§ Required action
The answer must consist of every line in the records below that contains the string "browser".
Start of Records supplied
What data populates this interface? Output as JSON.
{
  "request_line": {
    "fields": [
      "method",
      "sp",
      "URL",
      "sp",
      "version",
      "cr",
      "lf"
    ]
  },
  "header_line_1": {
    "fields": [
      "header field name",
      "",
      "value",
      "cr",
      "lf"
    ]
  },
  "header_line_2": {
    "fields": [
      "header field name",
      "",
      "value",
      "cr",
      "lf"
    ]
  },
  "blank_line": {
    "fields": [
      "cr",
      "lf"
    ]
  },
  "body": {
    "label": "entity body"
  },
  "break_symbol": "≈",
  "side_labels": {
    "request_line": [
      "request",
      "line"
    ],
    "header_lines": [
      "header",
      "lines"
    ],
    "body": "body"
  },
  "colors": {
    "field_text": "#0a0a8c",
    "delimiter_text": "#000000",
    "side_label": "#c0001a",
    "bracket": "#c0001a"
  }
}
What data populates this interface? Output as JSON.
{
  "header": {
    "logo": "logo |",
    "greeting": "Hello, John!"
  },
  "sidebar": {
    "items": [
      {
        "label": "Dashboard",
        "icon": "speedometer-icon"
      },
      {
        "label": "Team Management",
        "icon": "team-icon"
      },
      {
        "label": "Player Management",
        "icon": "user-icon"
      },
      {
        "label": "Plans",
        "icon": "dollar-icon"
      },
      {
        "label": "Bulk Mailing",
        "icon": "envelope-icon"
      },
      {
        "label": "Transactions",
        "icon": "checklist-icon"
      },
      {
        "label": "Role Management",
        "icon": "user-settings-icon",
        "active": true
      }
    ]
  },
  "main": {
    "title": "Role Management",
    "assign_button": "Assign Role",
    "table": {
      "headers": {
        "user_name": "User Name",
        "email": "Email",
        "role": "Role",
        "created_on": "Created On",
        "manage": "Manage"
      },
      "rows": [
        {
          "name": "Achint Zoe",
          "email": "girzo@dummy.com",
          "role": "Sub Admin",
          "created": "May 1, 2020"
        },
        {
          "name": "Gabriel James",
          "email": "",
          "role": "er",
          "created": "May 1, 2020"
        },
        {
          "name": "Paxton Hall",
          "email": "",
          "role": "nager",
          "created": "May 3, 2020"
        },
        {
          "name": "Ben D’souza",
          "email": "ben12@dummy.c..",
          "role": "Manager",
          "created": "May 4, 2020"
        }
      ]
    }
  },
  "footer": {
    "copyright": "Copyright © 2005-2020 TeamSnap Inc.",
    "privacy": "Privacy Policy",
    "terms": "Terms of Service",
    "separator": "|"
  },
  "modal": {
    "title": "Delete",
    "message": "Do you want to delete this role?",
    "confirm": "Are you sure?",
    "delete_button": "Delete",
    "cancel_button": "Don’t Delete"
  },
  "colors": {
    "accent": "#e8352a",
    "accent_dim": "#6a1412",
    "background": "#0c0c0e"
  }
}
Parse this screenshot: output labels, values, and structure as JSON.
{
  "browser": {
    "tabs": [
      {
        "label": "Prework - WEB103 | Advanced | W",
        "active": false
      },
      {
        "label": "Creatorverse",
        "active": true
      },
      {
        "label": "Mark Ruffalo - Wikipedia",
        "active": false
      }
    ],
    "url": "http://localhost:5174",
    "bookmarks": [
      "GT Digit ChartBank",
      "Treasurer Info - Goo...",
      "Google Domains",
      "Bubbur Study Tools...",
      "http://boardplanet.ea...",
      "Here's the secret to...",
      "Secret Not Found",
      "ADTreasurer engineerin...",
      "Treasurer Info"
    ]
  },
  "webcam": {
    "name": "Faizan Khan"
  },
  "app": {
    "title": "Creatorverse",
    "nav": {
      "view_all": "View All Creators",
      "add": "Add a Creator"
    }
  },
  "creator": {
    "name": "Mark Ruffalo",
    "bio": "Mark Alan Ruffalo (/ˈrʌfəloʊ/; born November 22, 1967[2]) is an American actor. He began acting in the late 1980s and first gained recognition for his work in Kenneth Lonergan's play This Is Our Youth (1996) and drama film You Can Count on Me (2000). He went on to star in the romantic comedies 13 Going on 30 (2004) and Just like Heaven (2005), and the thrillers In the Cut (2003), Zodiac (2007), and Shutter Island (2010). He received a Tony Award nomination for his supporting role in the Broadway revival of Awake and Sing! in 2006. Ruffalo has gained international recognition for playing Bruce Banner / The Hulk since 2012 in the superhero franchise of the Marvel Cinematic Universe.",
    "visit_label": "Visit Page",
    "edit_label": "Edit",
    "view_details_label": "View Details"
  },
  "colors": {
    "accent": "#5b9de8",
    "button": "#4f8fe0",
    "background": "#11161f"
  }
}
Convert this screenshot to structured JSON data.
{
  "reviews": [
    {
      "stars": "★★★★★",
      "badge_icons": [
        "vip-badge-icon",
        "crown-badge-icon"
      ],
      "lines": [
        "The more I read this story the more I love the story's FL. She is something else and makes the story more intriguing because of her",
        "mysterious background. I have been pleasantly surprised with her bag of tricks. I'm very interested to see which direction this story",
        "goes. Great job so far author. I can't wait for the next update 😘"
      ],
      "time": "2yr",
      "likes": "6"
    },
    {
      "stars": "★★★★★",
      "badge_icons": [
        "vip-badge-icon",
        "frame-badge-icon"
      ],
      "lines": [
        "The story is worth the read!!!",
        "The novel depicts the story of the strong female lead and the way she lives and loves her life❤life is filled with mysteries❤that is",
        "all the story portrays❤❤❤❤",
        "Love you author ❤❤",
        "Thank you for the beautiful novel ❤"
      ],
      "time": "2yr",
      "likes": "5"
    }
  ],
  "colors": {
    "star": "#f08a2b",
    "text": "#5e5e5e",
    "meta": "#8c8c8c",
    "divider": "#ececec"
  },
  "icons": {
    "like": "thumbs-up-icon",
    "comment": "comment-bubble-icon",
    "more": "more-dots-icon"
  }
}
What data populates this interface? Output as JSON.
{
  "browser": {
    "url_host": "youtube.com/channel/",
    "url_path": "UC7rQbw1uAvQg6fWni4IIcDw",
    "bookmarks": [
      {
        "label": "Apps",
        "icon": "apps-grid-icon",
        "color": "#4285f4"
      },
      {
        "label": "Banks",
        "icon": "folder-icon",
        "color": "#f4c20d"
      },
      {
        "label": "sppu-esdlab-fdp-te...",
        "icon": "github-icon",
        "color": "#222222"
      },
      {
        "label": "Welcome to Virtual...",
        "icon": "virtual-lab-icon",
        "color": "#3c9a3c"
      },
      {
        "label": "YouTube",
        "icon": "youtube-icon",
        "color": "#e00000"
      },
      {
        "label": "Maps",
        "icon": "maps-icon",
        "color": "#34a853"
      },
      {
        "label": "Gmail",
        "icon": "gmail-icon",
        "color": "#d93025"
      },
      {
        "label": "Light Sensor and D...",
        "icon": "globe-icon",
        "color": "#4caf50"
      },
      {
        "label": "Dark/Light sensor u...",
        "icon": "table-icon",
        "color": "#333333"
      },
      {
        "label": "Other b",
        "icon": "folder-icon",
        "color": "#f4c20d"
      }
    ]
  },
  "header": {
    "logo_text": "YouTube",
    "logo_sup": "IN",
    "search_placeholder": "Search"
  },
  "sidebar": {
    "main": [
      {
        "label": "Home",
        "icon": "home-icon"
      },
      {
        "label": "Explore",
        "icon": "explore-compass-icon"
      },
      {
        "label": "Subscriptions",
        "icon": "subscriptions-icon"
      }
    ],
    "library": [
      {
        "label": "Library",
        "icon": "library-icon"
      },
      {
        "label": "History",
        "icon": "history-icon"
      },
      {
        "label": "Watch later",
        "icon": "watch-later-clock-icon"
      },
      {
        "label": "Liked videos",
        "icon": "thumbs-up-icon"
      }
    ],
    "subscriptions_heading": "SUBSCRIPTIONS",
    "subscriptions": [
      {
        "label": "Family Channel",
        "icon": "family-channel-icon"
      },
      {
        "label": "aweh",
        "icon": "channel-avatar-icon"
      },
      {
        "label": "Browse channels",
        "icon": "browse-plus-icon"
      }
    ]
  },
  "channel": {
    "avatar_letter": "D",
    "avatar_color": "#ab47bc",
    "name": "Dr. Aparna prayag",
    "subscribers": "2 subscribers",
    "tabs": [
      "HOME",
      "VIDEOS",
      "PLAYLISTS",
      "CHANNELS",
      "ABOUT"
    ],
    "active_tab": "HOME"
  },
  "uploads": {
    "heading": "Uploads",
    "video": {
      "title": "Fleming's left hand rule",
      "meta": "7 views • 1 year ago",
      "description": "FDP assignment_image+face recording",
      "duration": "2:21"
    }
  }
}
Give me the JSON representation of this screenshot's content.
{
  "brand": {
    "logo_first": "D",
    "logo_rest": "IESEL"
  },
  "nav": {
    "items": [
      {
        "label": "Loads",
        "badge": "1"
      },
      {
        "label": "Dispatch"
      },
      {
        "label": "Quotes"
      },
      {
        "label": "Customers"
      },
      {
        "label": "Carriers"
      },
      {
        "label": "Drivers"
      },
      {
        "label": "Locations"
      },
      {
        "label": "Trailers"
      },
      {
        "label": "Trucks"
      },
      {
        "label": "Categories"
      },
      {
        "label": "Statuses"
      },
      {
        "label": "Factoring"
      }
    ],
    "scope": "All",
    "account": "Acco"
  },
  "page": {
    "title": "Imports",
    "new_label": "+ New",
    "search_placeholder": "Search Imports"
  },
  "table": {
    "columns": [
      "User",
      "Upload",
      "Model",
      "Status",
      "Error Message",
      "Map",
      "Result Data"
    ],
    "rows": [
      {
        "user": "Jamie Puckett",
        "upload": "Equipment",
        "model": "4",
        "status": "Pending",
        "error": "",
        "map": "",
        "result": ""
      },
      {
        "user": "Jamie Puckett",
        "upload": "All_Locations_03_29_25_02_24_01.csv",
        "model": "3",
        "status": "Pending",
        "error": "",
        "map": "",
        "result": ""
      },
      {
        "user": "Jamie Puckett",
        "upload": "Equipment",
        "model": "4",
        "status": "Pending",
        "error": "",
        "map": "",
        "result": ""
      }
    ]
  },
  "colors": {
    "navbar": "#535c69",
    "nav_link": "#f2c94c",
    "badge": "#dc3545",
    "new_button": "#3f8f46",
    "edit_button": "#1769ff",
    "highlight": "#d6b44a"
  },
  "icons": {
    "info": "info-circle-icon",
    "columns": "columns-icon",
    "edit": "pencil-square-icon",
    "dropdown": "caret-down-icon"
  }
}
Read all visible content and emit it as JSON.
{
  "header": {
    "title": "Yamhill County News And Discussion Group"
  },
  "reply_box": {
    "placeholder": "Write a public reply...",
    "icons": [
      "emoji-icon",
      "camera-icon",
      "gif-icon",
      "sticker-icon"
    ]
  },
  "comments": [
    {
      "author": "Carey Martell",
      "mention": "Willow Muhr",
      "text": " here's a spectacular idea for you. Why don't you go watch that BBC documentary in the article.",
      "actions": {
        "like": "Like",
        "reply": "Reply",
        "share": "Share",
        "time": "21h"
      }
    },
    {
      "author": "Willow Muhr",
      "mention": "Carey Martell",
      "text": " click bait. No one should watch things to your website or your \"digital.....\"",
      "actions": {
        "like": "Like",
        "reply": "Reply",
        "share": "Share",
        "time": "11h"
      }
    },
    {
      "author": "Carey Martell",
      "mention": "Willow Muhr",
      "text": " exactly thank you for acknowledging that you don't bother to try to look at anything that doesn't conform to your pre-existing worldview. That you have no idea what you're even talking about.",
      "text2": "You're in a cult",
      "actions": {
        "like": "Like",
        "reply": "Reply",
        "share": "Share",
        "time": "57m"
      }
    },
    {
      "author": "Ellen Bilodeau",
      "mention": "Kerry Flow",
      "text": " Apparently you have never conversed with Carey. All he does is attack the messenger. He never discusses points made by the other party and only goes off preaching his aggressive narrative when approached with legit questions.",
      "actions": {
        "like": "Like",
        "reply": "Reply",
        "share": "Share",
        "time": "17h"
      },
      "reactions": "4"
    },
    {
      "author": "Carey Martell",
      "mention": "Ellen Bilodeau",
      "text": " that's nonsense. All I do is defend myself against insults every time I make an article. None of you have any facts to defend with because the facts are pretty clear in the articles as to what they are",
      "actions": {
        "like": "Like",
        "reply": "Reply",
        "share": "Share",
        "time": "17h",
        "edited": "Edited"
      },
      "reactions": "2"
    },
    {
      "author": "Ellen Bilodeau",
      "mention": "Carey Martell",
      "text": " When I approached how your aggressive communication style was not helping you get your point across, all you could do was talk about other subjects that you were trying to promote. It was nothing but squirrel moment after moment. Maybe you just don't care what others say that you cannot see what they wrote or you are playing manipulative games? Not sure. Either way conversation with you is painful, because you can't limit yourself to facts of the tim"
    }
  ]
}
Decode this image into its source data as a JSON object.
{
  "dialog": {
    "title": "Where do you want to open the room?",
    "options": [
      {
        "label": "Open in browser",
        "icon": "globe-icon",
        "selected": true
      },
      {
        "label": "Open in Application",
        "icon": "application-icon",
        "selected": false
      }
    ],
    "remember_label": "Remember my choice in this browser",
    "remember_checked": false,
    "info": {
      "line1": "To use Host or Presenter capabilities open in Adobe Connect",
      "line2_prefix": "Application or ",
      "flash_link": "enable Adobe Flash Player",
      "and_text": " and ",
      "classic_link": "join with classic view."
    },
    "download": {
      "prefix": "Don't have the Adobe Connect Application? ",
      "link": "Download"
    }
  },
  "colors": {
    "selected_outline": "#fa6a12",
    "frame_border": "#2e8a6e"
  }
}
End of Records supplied
§ Answer section
  "browser": {
  "browser": {
        "label": "Open in browser",
    "remember_label": "Remember my choice in this browser",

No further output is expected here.